What to do:
Among the entries below, count each line holding the word "legend". Write only the number.

*** Opening Available records ***

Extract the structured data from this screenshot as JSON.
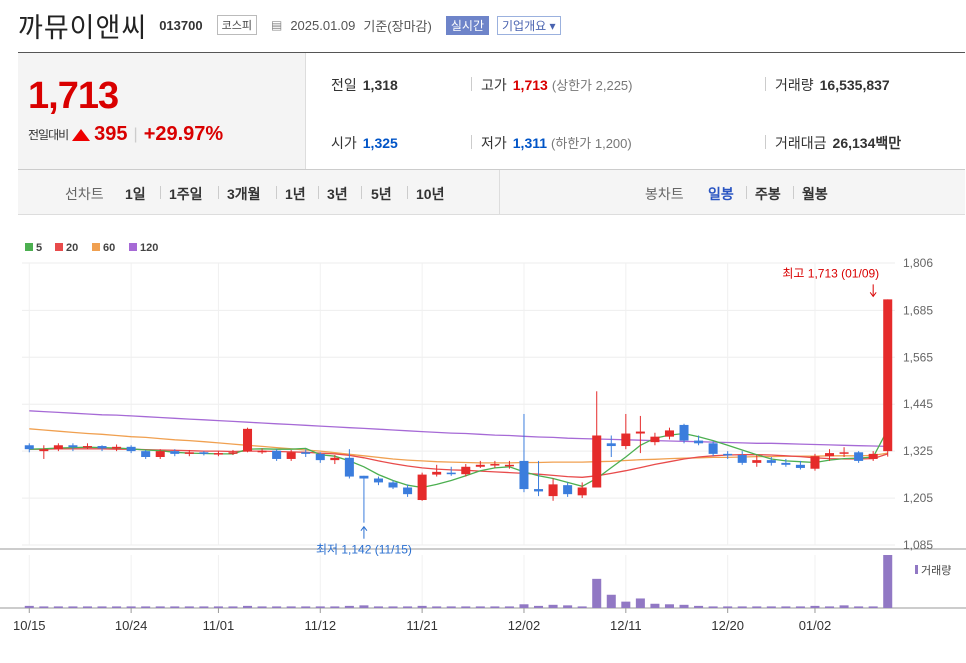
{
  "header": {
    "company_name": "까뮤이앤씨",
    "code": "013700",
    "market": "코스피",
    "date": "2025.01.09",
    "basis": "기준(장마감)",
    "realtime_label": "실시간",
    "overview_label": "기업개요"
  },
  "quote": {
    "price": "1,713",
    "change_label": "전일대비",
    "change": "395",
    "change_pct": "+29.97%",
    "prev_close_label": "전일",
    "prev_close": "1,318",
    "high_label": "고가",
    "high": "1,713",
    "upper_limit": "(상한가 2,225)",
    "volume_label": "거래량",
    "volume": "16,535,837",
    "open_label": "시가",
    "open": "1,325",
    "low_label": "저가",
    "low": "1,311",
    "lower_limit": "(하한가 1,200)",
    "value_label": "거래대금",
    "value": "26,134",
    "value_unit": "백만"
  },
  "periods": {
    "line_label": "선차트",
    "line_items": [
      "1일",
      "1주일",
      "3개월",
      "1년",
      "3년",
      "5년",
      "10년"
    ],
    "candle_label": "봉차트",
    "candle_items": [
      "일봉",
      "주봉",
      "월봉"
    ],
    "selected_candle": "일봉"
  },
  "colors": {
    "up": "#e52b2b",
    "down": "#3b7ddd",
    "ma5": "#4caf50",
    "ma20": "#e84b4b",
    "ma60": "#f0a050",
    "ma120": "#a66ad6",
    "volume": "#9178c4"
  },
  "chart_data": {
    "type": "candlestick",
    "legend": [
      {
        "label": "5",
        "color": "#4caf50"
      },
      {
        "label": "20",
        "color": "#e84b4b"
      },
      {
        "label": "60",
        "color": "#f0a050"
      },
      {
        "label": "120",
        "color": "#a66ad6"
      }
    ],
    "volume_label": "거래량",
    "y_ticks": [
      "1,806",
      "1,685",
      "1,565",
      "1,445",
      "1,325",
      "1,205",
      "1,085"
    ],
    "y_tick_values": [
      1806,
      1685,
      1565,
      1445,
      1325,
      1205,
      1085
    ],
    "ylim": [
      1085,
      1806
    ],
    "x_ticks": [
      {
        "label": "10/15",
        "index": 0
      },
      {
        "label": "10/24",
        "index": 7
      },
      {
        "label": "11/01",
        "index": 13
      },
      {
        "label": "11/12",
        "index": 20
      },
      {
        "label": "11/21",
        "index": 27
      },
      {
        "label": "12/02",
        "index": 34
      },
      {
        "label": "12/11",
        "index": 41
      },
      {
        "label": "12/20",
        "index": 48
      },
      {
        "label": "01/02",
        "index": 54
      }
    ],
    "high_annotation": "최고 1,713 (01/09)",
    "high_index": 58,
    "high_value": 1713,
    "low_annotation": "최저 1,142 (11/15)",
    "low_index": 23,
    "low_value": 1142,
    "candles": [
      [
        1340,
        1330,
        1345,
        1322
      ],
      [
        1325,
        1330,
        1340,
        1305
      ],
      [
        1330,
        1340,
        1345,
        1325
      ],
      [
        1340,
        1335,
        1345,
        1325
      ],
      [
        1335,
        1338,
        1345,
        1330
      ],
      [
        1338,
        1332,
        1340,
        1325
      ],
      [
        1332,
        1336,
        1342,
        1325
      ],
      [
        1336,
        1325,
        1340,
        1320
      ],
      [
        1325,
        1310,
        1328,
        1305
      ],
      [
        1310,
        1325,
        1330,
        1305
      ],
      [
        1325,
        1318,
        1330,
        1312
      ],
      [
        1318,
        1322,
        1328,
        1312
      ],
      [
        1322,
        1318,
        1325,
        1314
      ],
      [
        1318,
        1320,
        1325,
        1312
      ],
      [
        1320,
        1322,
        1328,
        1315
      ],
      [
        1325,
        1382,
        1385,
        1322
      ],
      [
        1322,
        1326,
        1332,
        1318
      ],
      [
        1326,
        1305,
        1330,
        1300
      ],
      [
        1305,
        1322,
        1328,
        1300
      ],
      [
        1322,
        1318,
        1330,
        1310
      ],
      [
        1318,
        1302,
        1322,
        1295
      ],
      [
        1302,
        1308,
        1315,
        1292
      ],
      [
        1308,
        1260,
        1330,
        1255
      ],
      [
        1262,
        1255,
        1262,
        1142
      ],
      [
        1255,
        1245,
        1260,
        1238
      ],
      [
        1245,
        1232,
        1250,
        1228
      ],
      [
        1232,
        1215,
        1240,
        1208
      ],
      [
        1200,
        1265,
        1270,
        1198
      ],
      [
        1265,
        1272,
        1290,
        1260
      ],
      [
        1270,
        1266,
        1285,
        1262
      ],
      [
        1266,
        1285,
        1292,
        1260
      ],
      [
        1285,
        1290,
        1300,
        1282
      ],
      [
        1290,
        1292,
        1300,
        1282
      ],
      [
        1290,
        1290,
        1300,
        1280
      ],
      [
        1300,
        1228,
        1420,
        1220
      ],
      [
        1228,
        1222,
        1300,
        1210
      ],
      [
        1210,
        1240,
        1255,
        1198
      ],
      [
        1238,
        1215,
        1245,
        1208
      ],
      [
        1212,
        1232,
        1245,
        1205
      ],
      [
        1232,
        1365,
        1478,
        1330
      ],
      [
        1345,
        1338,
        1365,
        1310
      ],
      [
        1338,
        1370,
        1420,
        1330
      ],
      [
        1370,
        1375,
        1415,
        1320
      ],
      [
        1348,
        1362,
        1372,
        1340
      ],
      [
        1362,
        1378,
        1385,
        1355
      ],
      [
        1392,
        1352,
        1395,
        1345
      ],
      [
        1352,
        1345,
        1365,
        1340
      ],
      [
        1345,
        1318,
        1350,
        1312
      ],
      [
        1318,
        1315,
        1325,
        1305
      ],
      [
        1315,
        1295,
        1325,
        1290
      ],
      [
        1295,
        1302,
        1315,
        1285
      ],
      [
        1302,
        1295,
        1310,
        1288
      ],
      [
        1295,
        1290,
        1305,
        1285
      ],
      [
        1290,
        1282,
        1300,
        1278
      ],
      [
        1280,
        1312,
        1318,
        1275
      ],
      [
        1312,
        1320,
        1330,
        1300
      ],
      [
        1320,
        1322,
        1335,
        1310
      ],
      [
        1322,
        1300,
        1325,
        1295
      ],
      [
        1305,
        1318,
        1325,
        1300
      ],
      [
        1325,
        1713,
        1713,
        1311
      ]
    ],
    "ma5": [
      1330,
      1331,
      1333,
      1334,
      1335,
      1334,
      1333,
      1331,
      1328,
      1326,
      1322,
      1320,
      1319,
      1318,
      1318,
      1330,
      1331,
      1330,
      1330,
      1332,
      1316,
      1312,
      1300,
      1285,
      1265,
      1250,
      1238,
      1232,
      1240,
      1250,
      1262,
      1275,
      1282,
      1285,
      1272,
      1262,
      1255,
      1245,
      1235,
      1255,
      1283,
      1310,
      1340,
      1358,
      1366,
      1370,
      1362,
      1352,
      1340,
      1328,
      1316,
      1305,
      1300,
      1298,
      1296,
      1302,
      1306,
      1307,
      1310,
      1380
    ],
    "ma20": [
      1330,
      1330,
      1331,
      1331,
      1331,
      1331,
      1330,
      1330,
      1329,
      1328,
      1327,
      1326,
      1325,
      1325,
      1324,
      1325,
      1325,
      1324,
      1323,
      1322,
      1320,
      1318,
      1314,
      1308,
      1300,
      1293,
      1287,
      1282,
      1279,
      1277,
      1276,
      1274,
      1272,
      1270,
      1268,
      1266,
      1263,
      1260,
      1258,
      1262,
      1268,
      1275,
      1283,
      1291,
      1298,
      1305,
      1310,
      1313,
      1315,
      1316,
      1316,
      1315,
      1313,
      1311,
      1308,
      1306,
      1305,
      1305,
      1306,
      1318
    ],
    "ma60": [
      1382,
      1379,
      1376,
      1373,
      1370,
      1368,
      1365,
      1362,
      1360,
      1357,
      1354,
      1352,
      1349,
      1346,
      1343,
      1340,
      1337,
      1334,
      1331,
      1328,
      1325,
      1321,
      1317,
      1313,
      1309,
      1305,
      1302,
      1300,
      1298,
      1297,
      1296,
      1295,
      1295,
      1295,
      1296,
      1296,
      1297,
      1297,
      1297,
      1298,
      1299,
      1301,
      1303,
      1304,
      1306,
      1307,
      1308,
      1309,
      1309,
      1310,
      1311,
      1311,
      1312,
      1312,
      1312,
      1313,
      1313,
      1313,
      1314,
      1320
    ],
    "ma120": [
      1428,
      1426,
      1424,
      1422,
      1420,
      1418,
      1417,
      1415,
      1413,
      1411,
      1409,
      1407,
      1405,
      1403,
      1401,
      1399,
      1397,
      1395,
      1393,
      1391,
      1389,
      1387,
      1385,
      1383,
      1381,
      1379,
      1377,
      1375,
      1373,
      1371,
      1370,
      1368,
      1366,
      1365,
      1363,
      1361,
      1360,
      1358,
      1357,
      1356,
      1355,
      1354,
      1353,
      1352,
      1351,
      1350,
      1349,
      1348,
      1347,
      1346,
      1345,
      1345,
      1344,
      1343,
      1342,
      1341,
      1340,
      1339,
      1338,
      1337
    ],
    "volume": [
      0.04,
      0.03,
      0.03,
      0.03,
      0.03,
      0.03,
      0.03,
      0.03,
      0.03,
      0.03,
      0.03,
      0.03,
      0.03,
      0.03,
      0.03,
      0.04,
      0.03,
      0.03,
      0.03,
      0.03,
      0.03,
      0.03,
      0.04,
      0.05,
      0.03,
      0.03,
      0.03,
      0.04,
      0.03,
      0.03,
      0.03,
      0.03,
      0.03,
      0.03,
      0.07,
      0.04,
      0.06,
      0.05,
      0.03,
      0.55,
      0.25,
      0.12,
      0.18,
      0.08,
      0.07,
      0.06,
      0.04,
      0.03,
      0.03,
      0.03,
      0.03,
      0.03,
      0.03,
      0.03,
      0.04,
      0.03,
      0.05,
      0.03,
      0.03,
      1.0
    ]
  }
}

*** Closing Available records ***
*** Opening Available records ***

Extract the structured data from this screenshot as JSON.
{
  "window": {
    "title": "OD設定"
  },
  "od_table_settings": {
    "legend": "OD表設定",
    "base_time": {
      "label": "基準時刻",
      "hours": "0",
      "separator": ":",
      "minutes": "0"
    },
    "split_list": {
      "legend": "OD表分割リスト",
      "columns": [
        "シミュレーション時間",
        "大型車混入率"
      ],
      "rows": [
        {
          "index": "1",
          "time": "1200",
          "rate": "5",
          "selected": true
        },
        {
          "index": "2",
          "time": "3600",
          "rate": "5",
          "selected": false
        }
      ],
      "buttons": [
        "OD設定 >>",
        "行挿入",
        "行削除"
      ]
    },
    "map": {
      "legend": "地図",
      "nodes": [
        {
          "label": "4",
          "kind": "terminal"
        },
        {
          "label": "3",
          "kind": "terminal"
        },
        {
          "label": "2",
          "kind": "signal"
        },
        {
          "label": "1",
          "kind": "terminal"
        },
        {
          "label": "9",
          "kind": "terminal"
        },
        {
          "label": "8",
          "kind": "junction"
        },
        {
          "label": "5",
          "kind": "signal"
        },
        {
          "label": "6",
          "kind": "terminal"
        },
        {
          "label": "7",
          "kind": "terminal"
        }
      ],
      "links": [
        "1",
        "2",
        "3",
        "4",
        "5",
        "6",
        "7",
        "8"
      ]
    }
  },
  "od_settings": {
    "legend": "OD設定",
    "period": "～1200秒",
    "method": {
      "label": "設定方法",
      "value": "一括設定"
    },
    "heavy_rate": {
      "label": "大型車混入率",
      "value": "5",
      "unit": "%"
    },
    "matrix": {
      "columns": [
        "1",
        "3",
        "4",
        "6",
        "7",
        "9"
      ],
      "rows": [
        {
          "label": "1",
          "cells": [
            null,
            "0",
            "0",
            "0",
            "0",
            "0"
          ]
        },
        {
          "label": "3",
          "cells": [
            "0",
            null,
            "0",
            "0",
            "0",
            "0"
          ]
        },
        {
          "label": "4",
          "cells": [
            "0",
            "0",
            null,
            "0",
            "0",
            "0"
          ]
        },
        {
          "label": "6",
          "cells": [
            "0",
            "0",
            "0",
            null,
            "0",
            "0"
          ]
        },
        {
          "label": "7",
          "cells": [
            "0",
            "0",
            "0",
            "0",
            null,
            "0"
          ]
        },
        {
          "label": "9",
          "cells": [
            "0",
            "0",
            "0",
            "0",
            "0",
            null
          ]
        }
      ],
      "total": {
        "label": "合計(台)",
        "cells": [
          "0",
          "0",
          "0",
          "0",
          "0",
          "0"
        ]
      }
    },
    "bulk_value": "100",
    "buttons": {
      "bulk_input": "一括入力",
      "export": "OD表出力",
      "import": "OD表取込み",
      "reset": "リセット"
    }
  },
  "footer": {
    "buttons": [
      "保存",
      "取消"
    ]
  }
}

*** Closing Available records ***

Worked solution:
5